When you sign in with the Platform Token, the RBAC permissions that you get are those assigned to the TachyonPlatform principal. Contrary to what you might think, this account does not have Full Administrator permissions by default, so this type of login does not give you unlimited privileges on the platform unless you first change the role assignment for the TachyonPlatform principal.

Refreshing a non-interactive token

The PowerShell toolkit will refresh a non-interactive token by using the update-tachyonauthtoken cmdlet. Although the token itself, unlike an interactive token, can’t be directly refreshed, the toolkit creates a fresh non-interactive token by creating a fresh JWT (or platform token assertion) and signing it, then submitting it. It does not require you to re-supply the certificate subject, thumbprint or application Id because it remembers these from when the token was first created.

Principal mapping for non-interactive tokens

When you authenticate interactively, the principal that you are associated with is, clearly, the principal you supply as part of your logon credentials.

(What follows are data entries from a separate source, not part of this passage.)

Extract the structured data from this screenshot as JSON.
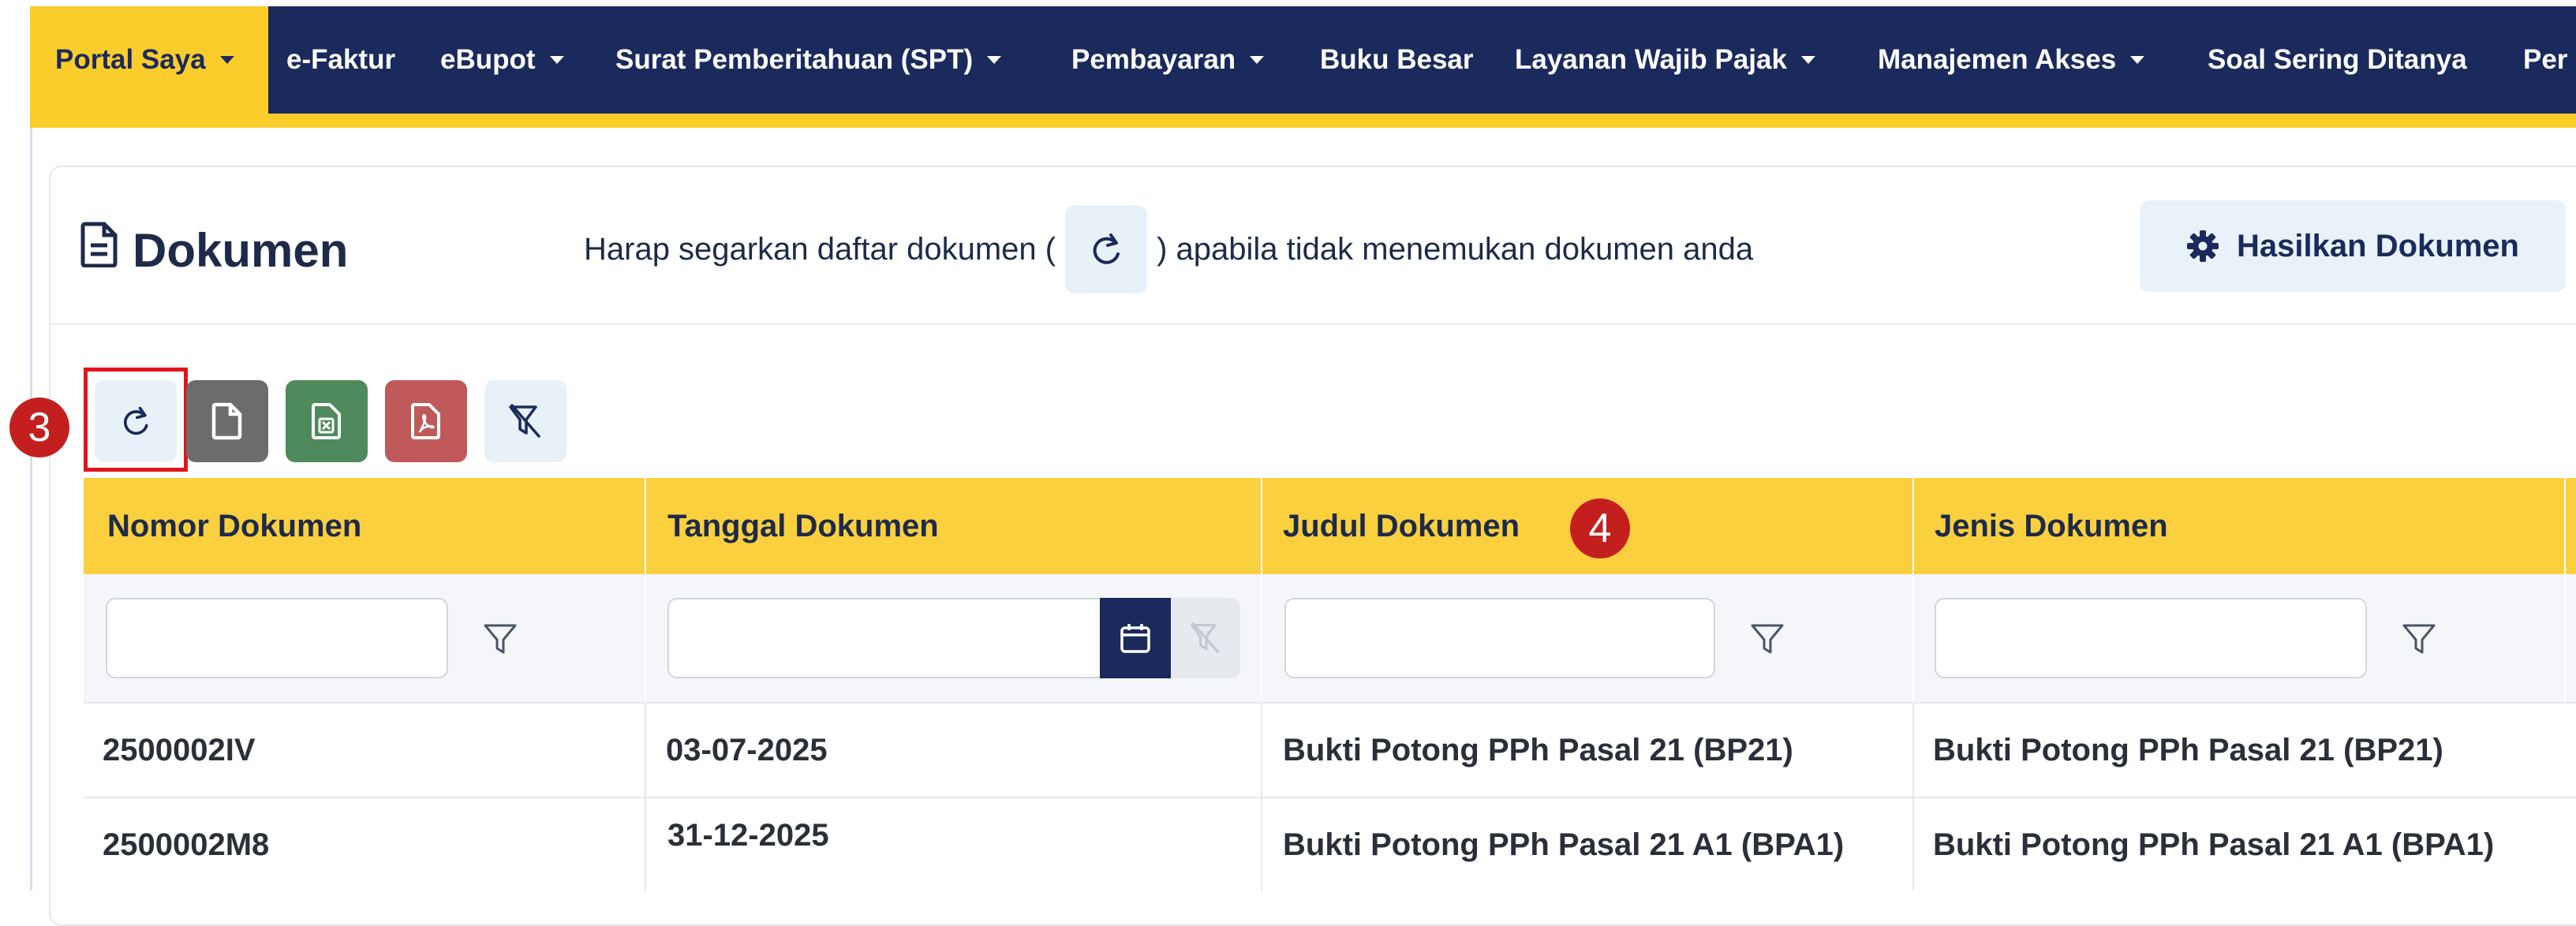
{
  "nav": {
    "items": [
      {
        "label": "Portal Saya",
        "dropdown": true,
        "active": true
      },
      {
        "label": "e-Faktur",
        "dropdown": false
      },
      {
        "label": "eBupot",
        "dropdown": true
      },
      {
        "label": "Surat Pemberitahuan (SPT)",
        "dropdown": true
      },
      {
        "label": "Pembayaran",
        "dropdown": true
      },
      {
        "label": "Buku Besar",
        "dropdown": false
      },
      {
        "label": "Layanan Wajib Pajak",
        "dropdown": true
      },
      {
        "label": "Manajemen Akses",
        "dropdown": true
      },
      {
        "label": "Soal Sering Ditanya",
        "dropdown": false
      },
      {
        "label": "Per",
        "dropdown": false
      }
    ]
  },
  "page": {
    "title": "Dokumen",
    "hint_before": "Harap segarkan daftar dokumen (",
    "hint_after": ") apabila tidak menemukan dokumen anda",
    "generate_label": "Hasilkan Dokumen"
  },
  "toolbar": {
    "buttons": [
      {
        "name": "refresh-button",
        "icon": "refresh-icon",
        "color": "#e8f1f8"
      },
      {
        "name": "export-file-button",
        "icon": "file-icon",
        "color": "#6c6c6c"
      },
      {
        "name": "export-excel-button",
        "icon": "excel-icon",
        "color": "#4e8a5c"
      },
      {
        "name": "export-pdf-button",
        "icon": "pdf-icon",
        "color": "#c05a5a"
      },
      {
        "name": "clear-filter-button",
        "icon": "filter-clear-icon",
        "color": "#e8f1f8"
      }
    ]
  },
  "markers": {
    "m3": "3",
    "m4": "4"
  },
  "table": {
    "columns": [
      "Nomor Dokumen",
      "Tanggal Dokumen",
      "Judul Dokumen",
      "Jenis Dokumen"
    ],
    "rows": [
      [
        "2500002IV",
        "03-07-2025",
        "Bukti Potong PPh Pasal 21 (BP21)",
        "Bukti Potong PPh Pasal 21 (BP21)"
      ],
      [
        "2500002M8",
        "31-12-2025",
        "Bukti Potong PPh Pasal 21 A1 (BPA1)",
        "Bukti Potong PPh Pasal 21 A1 (BPA1)"
      ]
    ]
  },
  "colors": {
    "nav_bg": "#1b2a5c",
    "accent": "#fbcd2b",
    "marker": "#c41f1f"
  }
}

When you authenticate non-interactively using a JWT, the principal that you are associated with is derived through a principal mapping operation. This uses the thumbprint of the certificate that you used when authenticating to look up a principal that it should be mapped to. Or rather, more accurately, it uses a field named ‘kid’ in the JWT token. This field is usually set to be equal to the thumbprint of the certificate, but is not required to be.

If there is only one mapping table entry for the certificate, then the mapping is normally defined automatically and so in the example above, the principal (Darth Vader) was automatically determined.

In some cases, you may have multiple mapping table entries. In that scenario, you may want to specify a specific principal that you would like to be mapped to. If the mapping table entries permit this for the specified certificate, then the token you receive back will be for that specified principal.

You specify a principal by using the optional -Principal parameter in the set-tachyonserver cmdlet.

If you authenticate non-interactively using a platform token, then you are always mapped to the fixed principal, PlatformToken.

Retrieving a platform token

You can also retrieve a platform token (but without causing the PS toolkit to use it for authentication internally). To do this, you use the get-tachyonplatformtoken cmdlet.

In the example, we use the Corellian certificate.


This works because the testbed platform we are connecting to was configured to use this certificate to sign platform tokens. Normally this would NOT be the case. A completely separate certificate is normally used to sign and verify platform tokens. Customers are not given a copy of this certificate, so in a production environment you would not be able to request a platform token externally as in the example here.

Of course, if an administrator was running this cmdlet on a machine which DID have access to the platform signing token, then they COULD request a platform token. However, their account would have to be configured to permit private key access to that certificate, of course.


Note that the type property of this token is 2, indicating that it is a platform token. It still maps to a principal, TachyonPlatform, which will have been given appropriate rights in Tachyon RBAC.